** Supplied material follows **
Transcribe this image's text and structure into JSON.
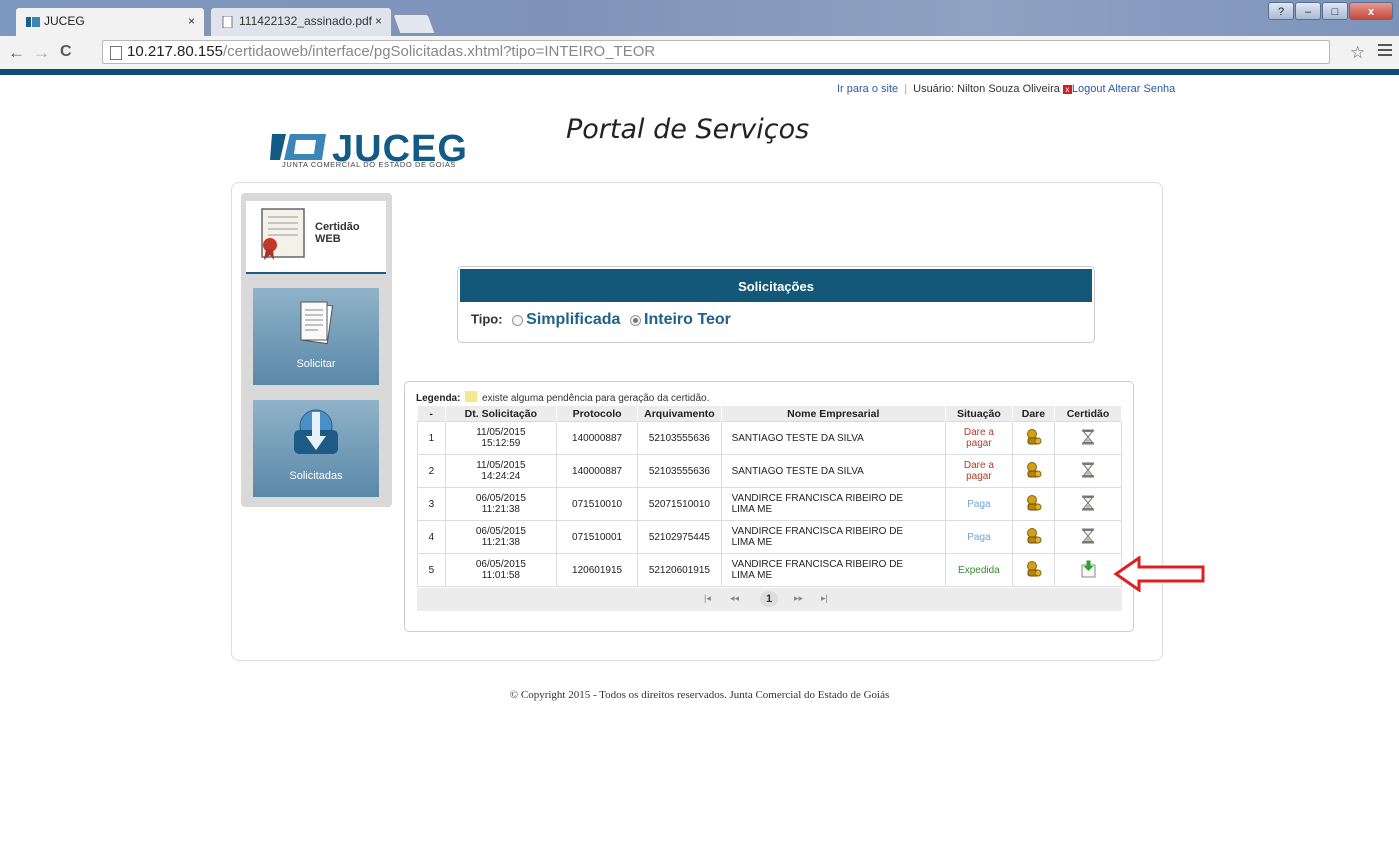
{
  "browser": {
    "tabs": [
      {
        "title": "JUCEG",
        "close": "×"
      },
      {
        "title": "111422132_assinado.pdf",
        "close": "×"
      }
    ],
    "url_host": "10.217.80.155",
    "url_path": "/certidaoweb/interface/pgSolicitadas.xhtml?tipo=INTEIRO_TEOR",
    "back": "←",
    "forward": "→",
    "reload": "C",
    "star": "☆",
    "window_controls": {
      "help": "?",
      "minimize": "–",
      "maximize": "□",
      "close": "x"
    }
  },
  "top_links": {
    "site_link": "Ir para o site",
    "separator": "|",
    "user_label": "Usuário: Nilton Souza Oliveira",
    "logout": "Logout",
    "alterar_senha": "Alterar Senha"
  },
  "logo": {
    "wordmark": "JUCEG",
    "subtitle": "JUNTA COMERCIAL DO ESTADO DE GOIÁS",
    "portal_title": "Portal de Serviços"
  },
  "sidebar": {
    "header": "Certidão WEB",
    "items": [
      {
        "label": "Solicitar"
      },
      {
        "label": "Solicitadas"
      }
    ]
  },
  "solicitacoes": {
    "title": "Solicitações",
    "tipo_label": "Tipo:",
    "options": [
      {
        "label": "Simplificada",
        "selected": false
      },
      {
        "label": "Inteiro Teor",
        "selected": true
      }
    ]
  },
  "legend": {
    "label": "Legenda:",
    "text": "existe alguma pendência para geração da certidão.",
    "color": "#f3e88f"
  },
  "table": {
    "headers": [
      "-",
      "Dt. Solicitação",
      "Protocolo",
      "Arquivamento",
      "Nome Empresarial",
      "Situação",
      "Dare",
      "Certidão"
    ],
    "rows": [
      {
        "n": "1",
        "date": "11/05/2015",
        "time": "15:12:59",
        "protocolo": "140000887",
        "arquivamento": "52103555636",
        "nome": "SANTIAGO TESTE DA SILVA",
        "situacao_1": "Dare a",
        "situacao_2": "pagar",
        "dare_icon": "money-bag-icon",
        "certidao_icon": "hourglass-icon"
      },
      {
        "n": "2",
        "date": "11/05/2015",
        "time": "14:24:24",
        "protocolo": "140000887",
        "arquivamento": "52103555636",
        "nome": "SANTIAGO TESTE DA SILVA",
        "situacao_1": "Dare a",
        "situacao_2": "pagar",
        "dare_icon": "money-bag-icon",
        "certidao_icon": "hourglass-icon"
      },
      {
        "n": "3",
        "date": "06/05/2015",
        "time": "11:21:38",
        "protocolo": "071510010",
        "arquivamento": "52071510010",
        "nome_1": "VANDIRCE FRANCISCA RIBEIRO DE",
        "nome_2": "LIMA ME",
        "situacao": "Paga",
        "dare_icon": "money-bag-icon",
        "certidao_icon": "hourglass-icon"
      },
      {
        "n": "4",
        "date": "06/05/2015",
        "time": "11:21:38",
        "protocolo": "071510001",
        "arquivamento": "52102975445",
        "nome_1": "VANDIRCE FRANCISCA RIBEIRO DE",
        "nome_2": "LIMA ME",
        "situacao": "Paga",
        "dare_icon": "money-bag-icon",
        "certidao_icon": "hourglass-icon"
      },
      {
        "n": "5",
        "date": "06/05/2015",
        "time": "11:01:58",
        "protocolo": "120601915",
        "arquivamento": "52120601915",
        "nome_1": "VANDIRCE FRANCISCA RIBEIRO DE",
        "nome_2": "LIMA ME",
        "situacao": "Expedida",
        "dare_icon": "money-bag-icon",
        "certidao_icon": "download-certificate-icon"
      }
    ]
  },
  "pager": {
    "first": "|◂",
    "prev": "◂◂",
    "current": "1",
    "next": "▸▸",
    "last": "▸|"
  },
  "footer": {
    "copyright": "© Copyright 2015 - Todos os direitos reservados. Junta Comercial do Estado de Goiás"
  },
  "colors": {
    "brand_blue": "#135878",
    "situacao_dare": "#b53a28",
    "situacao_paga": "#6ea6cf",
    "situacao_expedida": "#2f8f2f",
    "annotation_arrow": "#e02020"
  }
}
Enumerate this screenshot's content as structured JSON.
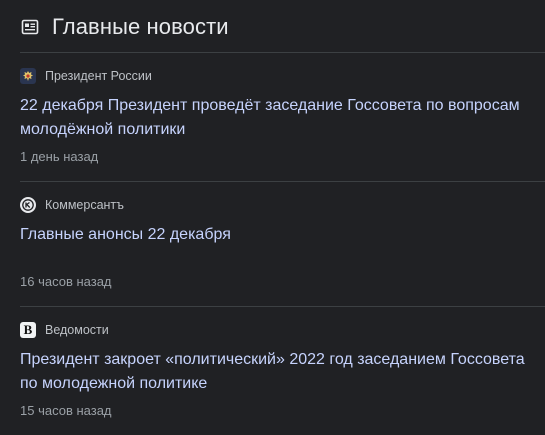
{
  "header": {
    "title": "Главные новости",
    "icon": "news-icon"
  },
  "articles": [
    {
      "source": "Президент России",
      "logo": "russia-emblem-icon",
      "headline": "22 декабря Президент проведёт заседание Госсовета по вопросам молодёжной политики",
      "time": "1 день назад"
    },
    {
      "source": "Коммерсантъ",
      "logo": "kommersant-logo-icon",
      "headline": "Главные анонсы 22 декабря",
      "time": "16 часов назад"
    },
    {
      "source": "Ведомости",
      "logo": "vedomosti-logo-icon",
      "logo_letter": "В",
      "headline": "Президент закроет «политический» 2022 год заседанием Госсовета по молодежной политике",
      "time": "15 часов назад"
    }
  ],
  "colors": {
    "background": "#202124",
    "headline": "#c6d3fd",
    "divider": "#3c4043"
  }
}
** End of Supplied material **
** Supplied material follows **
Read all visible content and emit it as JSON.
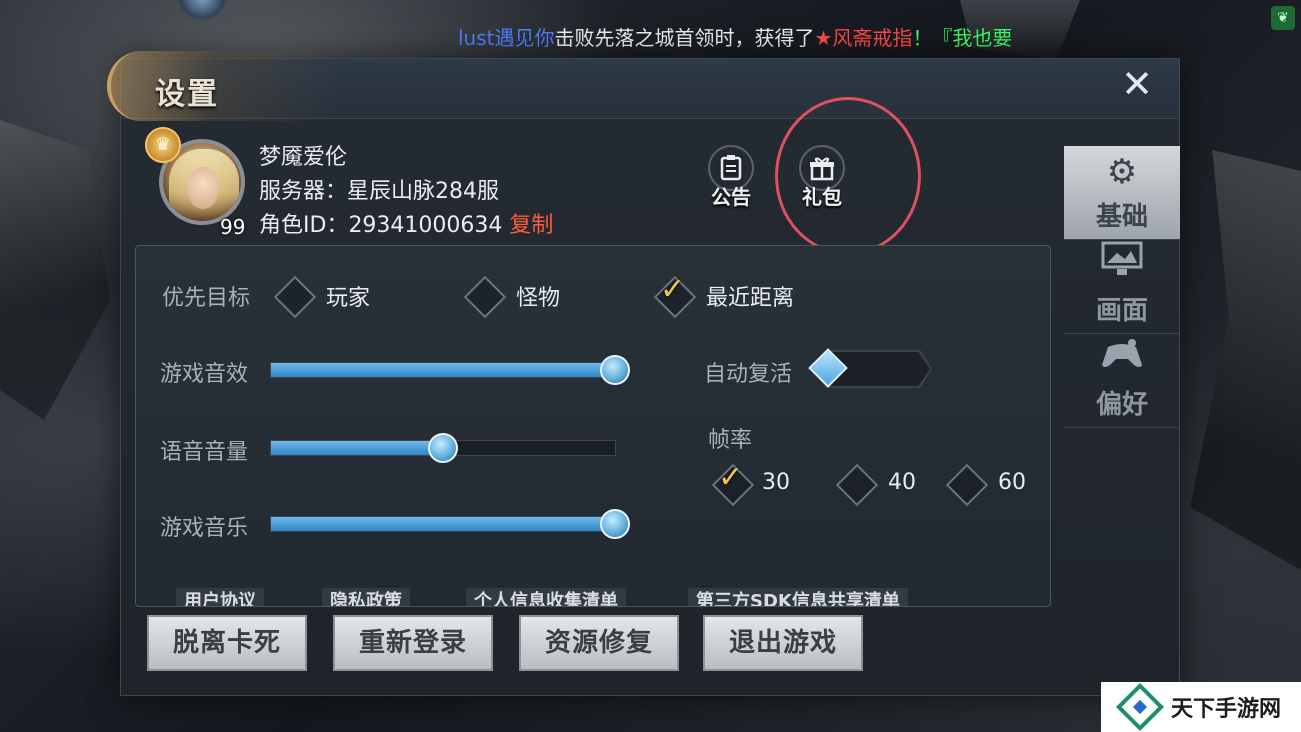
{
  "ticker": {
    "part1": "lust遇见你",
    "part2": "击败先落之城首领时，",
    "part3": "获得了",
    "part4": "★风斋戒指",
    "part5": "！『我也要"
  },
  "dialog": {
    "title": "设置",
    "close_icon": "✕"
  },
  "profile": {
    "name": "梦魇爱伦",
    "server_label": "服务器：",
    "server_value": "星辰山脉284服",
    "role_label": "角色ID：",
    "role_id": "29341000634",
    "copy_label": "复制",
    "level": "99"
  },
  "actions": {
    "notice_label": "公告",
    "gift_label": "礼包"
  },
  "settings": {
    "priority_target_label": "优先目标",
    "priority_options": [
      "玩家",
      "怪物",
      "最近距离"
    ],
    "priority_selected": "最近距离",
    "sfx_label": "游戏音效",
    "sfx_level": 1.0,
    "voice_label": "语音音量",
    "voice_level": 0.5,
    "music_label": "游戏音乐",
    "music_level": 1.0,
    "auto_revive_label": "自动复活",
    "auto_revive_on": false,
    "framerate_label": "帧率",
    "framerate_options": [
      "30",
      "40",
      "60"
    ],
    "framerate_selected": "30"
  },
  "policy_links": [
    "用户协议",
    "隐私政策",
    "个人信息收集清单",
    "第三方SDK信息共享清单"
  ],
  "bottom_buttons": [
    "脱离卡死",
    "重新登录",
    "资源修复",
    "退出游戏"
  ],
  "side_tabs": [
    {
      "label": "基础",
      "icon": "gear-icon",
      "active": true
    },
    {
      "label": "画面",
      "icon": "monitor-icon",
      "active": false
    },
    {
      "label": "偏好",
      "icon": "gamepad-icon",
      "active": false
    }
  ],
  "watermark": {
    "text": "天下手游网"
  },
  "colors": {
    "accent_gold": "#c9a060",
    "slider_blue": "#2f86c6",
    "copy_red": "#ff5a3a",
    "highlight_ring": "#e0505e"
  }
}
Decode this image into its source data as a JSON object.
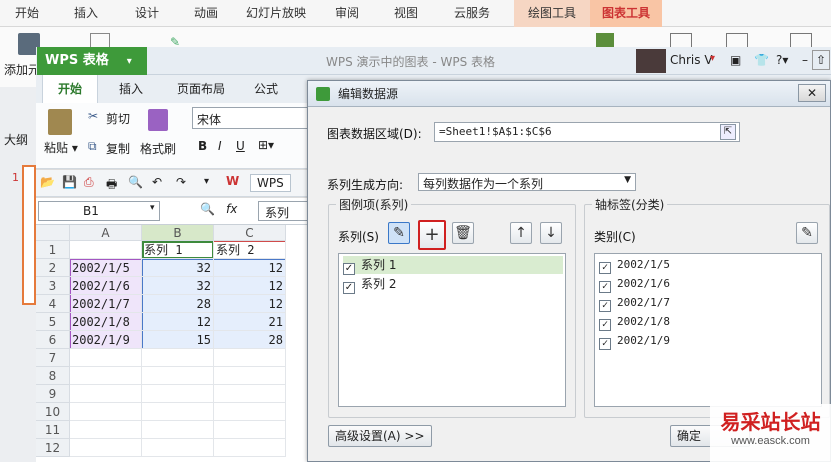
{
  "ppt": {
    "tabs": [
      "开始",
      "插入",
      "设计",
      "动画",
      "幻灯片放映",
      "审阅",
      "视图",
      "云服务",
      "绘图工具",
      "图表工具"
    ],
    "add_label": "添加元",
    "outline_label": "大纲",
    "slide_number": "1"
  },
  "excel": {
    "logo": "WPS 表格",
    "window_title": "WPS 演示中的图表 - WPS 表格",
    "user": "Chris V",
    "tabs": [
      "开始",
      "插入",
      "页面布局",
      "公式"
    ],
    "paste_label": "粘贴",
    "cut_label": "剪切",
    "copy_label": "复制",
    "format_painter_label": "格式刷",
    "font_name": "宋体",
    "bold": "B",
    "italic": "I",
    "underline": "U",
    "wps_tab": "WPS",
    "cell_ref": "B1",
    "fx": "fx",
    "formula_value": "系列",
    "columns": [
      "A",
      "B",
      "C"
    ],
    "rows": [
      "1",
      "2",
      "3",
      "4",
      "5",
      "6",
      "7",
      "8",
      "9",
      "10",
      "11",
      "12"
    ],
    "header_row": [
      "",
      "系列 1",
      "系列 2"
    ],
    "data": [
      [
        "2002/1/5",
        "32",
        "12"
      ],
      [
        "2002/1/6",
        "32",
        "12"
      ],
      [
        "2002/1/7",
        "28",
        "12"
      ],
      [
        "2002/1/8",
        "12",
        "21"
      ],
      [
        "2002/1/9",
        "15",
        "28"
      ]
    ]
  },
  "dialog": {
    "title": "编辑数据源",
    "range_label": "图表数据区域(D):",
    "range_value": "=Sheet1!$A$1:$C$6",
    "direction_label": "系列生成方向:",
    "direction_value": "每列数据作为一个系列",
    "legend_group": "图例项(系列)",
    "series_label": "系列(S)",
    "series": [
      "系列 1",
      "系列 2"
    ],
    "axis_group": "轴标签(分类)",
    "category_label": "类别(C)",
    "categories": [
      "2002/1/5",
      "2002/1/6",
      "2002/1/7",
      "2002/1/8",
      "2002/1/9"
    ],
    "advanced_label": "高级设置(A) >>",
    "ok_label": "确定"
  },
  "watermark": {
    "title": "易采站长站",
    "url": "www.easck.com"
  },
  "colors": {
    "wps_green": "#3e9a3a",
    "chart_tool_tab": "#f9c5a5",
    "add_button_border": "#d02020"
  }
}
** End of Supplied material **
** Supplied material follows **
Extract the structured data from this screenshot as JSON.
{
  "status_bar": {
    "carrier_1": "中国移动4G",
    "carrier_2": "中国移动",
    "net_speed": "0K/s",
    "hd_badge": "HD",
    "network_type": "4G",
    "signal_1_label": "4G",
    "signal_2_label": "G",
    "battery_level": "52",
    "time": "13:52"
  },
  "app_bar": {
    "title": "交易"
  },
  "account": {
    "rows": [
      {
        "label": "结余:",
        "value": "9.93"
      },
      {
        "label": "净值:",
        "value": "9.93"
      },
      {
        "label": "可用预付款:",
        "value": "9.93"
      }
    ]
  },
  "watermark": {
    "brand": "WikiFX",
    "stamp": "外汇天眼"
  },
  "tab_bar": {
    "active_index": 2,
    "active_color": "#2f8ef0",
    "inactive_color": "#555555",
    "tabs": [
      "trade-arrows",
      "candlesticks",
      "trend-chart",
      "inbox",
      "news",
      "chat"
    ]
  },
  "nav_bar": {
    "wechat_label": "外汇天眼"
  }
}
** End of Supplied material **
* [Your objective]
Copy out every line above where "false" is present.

* [Task output]
        "selected": false
    "auto_revive_on": false,
      "active": false
      "active": false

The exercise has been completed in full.